Spleen: red blood cell store
In the splenic tissue, the capillaries are permeable to blood, including red blood cells, and blood oozes from the walls of the capillaries into the joint horizontal links, forming the red splenic tissue.
The figure shows that the spleen is divided into two parts for blood storage: the venous sinuses and the tissue part. The sinuses can swell like other parts of the venous system to store all the blood.
In the splenic tissue, the capillaries are permeable to blood, including red blood cells, and blood oozes from the walls of the capillaries into the joint horizontal links, forming the red splenic tissue. Red blood cells are in these links, while plasma fluid flows in the venous sinuses and into the general circulatory system. Consequently, the splenic tissue acts as a special storehouse that can store many red blood cells, concentrated red blood cells, and can be secreted into the general circulation when stimulated by the sympathetic nervous system. The spleen and its venous system constrict. Up to 50 ml of immature red blood cells can be released into the circulation increasing the haematocrit by 1-2%.
In other parts of the spleen tissue is likened to the island of white blood cells, where white blood cells are concentrated and is called "white tissue". Here, the lymphocytes act in tandem with the lymph nodes. They are part of the body's immune system.

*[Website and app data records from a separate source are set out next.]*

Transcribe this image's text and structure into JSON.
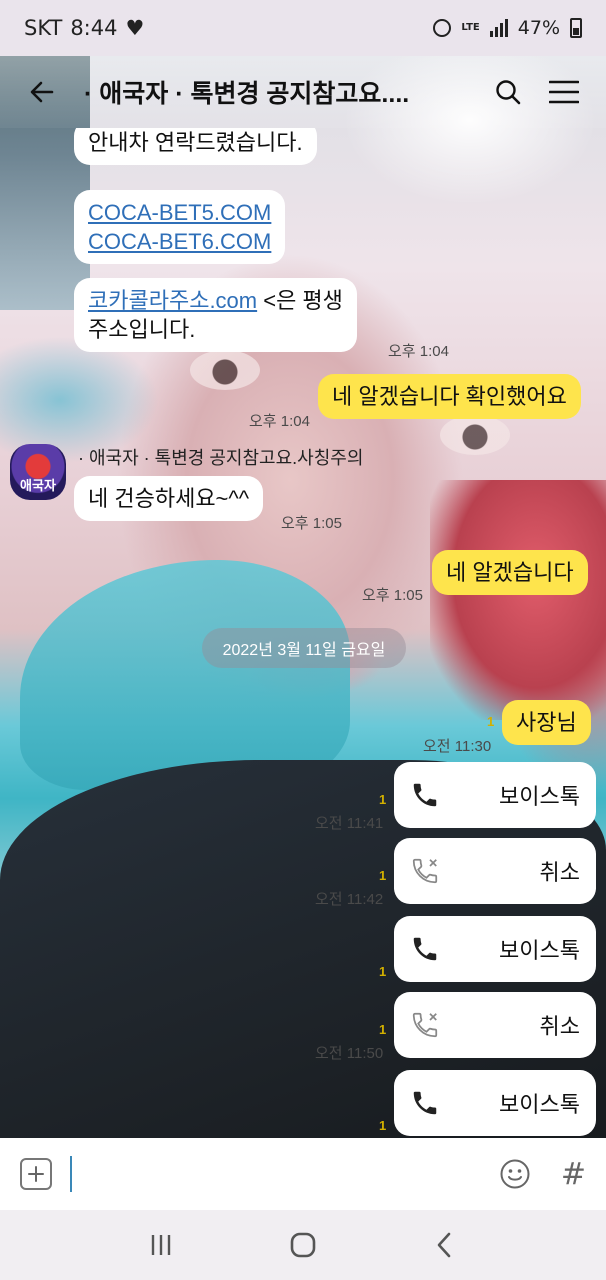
{
  "status_bar": {
    "carrier": "SKT",
    "time": "8:44",
    "heart": "♥",
    "lte": "LTE",
    "battery": "47%"
  },
  "header": {
    "title": "· 애국자 ·  톡변경 공지참고요...."
  },
  "messages": {
    "m1": "안내차 연락드렸습니다.",
    "m2_link1": "COCA-BET5.COM",
    "m2_link2": "COCA-BET6.COM",
    "m3_link": "코카콜라주소.com",
    "m3_rest": " <은 평생",
    "m3_line2": "주소입니다.",
    "t1": "오후 1:04",
    "m4": "네 알겠습니다 확인했어요",
    "t2": "오후 1:04",
    "sender": "· 애국자 ·  톡변경 공지참고요.사칭주의",
    "avatar_text": "애국자",
    "m5": "네 건승하세요~^^",
    "t3": "오후 1:05",
    "m6": "네 알겠습니다",
    "t4": "오후 1:05",
    "date": "2022년 3월 11일 금요일",
    "m7": "사장님",
    "read1": "1",
    "t5": "오전 11:30",
    "call1": "보이스톡",
    "read2": "1",
    "t6": "오전 11:41",
    "call2": "취소",
    "read3": "1",
    "t7": "오전 11:42",
    "call3": "보이스톡",
    "read4": "1",
    "call4": "취소",
    "read5": "1",
    "t8": "오전 11:50",
    "call5": "보이스톡",
    "read6": "1"
  },
  "input": {
    "hash": "#"
  },
  "colors": {
    "my_bubble": "#fee44c",
    "their_bubble": "#ffffff",
    "link": "#2f6fb8"
  }
}
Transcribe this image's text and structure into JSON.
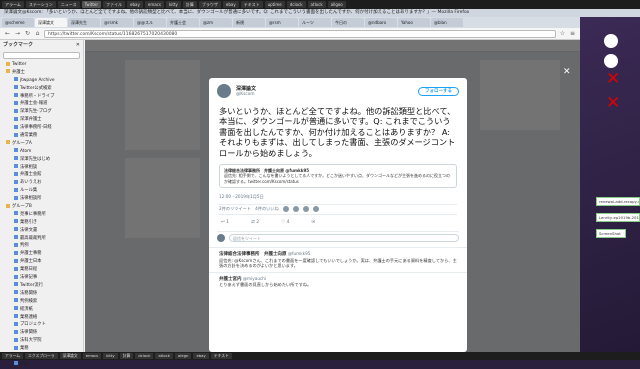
{
  "topbar": {
    "tasks": [
      "アラーム",
      "ステーション",
      "ニュース",
      "Twitter",
      "ファイル",
      "ebay",
      "emacs",
      "kitty",
      "計算",
      "ブラウザ",
      "ebay",
      "テキスト"
    ],
    "right": [
      "uptime",
      "dclock",
      "atlock",
      "allgoo"
    ]
  },
  "window_title": "深澤論文@Kscom: 「多いというか、ほとんど全てですよね。他の訴訟類型と比べて、本当に、ダウンゴールが普通に多いです。Q: これまでこういう書面を出したんですか、何か付け加えることはありますか？」— Mozilla Firefox",
  "tabs": [
    "@scheme",
    "深澤論文",
    "深澤先生",
    "@rsmk",
    "@@スル",
    "弁護士会",
    "@zm",
    "新規",
    "@rsm",
    "ルーツ",
    "今日の",
    "@ndbaro",
    "Yahoo",
    "@blan"
  ],
  "url": "https://twitter.com/Kscom/status/1168267517020430080",
  "sidebar": {
    "title": "ブックマーク",
    "items": [
      "Twitter",
      "弁護士",
      "jtwpage Archive",
      "Twitter公式検索",
      "事務所・ドライブ",
      "弁護士会-報道",
      "深澤先生-ブログ",
      "深澤弁護士",
      "法律事務所-日経",
      "通常業務",
      "グループA",
      "Atom",
      "深澤先生はじめ",
      "法律相談",
      "弁護士会館",
      "あいうえお",
      "ルール集",
      "法律相談所",
      "グループB",
      "見事に事務所",
      "業務引き",
      "法律文書",
      "最高裁裁判所",
      "判例",
      "弁護士事務",
      "弁護士日本",
      "業務日程",
      "法律記事",
      "Twitter流行",
      "法務関係",
      "判例検索",
      "経済紙",
      "業務連絡",
      "プロジェクト",
      "法律関係",
      "法科大学院",
      "業務",
      "相続",
      "登記"
    ]
  },
  "tweet": {
    "name": "深澤論文",
    "handle": "@Kscom",
    "follow": "フォローする",
    "text": "多いというか、ほとんど全てですよね。他の訴訟類型と比べて、本当に、ダウンゴールが普通に多いです。Q: これまでこういう書面を出したんですか、何か付け加えることはありますか？ A: それよりもまずは、出してしまった書面、主張のダメージコントロールから始めましょう。",
    "quote_head": "法律総合法律事務所　弁護士向原 @fumkk95",
    "quote_body": "返信先: 相手側で、こんなを書いようとしてる人ですか。どこか迷いやすい点、ダウンゴールなどが主張を進めるのに役立つのか確認する。twitter.com/Kscom/status",
    "time": "12:00 - 2019年1月5日",
    "stats": "2件のリツイート　4件のいいね",
    "actions": [
      "1",
      "2",
      "4",
      "✉"
    ],
    "reply_placeholder": "返信をツイート",
    "replies": [
      {
        "name": "法律総合法律事務所　弁護士向原",
        "handle": "@fumkk95",
        "text": "返信先: @Kscomさん、これまでの書面を一度確認してもいいでしょうか。実は、弁護士の手元にある資料を精査してから、主張の方針を決めるのがよいかと思います。"
      },
      {
        "name": "弁護士宮内",
        "handle": "@miyauchi",
        "text": "とりあえず書面の見直しから始めたい所ですね。"
      }
    ]
  },
  "desktop_notes": [
    "renewal-add-recopy-unp",
    "Lenrity-ep2019b-2019",
    "ScreenShot"
  ],
  "taskbar": [
    "アラーム",
    "エクスプローラ",
    "深澤論文",
    "emacs",
    "kitty",
    "計算",
    "dclock",
    "atlock",
    "olegn",
    "ebay",
    "テキスト"
  ]
}
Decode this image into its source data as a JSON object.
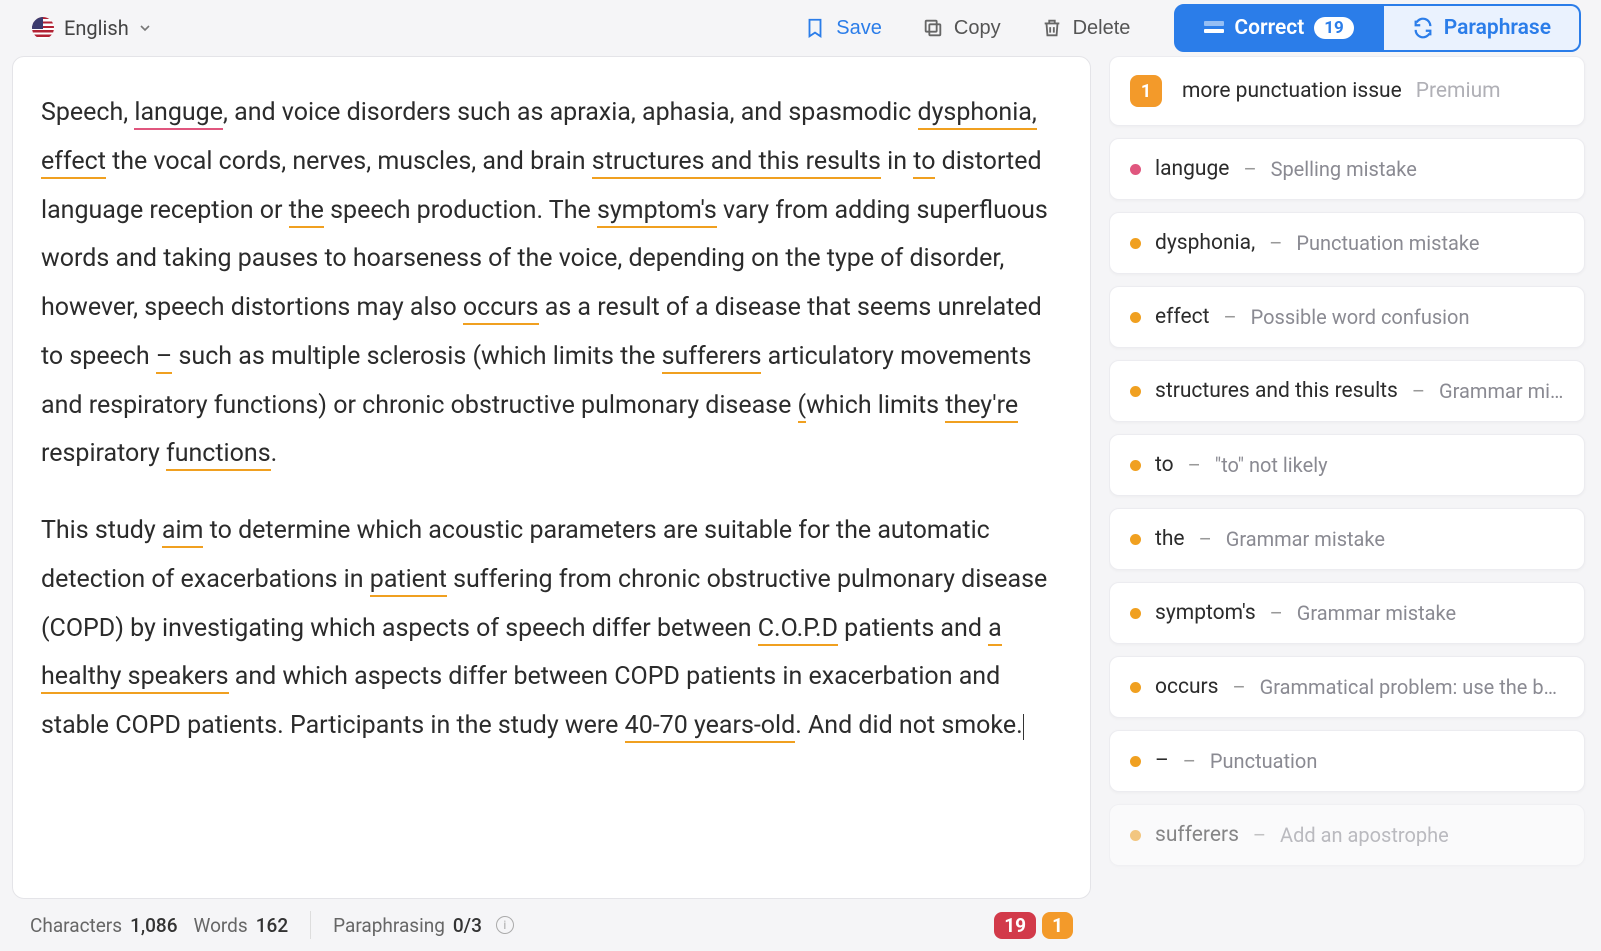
{
  "toolbar": {
    "language": "English",
    "save": "Save",
    "copy": "Copy",
    "delete": "Delete",
    "correct": "Correct",
    "correct_count": "19",
    "paraphrase": "Paraphrase"
  },
  "editor": {
    "p1": {
      "t1": "Speech, ",
      "languge": "languge",
      "t2": ", and voice disorders such as apraxia, aphasia, and spasmodic ",
      "dysphonia": "dysphonia,",
      "t3": " ",
      "effect": "effect",
      "t4": " the vocal cords, nerves, muscles, and brain ",
      "structures": "structures and this results",
      "t5": " in ",
      "to": "to",
      "t6": " distorted language reception or ",
      "the": "the",
      "t7": " speech production. The ",
      "symptoms": "symptom's",
      "t8": " vary from adding superfluous words and taking pauses to hoarseness of the voice, depending on the type of disorder, however, speech distortions may also ",
      "occurs": "occurs",
      "t9": " as a result of a disease that seems unrelated to speech ",
      "dash": "–",
      "t10": " such as multiple sclerosis (which limits the ",
      "sufferers": "sufferers",
      "t11": " articulatory movements and respiratory functions) or chronic obstructive pulmonary disease ",
      "paren": "(",
      "t12": "which limits ",
      "theyre": "they're",
      "t13": " respiratory ",
      "functions": "functions",
      "t14": "."
    },
    "p2": {
      "t1": "This study ",
      "aim": "aim",
      "t2": " to determine which acoustic parameters are suitable for the automatic detection of exacerbations in ",
      "patient": "patient",
      "t3": " suffering from chronic obstructive pulmonary disease (COPD) by investigating which aspects of speech differ between ",
      "copd": "C.O.P.D",
      "t4": " patients and ",
      "healthy": "a healthy speakers",
      "t5": " and which aspects differ between COPD patients in exacerbation and stable COPD patients. Participants in the study were ",
      "age": "40-70 years-old",
      "t6": ". And did not smoke."
    }
  },
  "issues": {
    "premium": {
      "count": "1",
      "text": "more punctuation issue",
      "label": "Premium"
    },
    "list": [
      {
        "dot": "pink",
        "term": "languge",
        "msg": "Spelling mistake"
      },
      {
        "dot": "amber",
        "term": "dysphonia,",
        "msg": "Punctuation mistake"
      },
      {
        "dot": "amber",
        "term": "effect",
        "msg": "Possible word confusion"
      },
      {
        "dot": "amber",
        "term": "structures and this results",
        "msg": "Grammar mi…"
      },
      {
        "dot": "amber",
        "term": "to",
        "msg": "\"to\" not likely"
      },
      {
        "dot": "amber",
        "term": "the",
        "msg": "Grammar mistake"
      },
      {
        "dot": "amber",
        "term": "symptom's",
        "msg": "Grammar mistake"
      },
      {
        "dot": "amber",
        "term": "occurs",
        "msg": "Grammatical problem: use the bas…"
      },
      {
        "dot": "amber",
        "term": "–",
        "msg": "Punctuation"
      },
      {
        "dot": "amber",
        "term": "sufferers",
        "msg": "Add an apostrophe",
        "faded": true
      }
    ]
  },
  "status": {
    "chars_label": "Characters",
    "chars": "1,086",
    "words_label": "Words",
    "words": "162",
    "para_label": "Paraphrasing",
    "para": "0/3",
    "badge_red": "19",
    "badge_orange": "1"
  }
}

Figure: Functional structure of the spleen
The function of cleaning blood, eliminating old cells of the spleen
Blood cells that pass through the spleen tissue before entering the venous system must undergo compression. Therefore, fragile red blood cells will not tolerate trauma. For that reason, a lot of red blood cells destroyed in the body are destroyed in the spleen. After the cells burst, haemoglobin is released, and the dead cells are eaten by the macrophages in the spleen, and the process of digesting the food absorbs nutrients to create new cells.
Reticular cells of the spleen
The spleen tissue is composed of numerous macrophages, and the venous sinus system is associated with similar cells. These cells have a blood-cleansing function, working in concert with a similar phagocytic system in the hepatic sinusoids. When the blood is infiltrated by pathological factors, the splenic phagocytocytes will quickly remove debris, bacteria, parasites, etc. Likewise, in chronic diseases, the spleen will enlarge. like lymph nodes enlarge and work with quick cleaning function.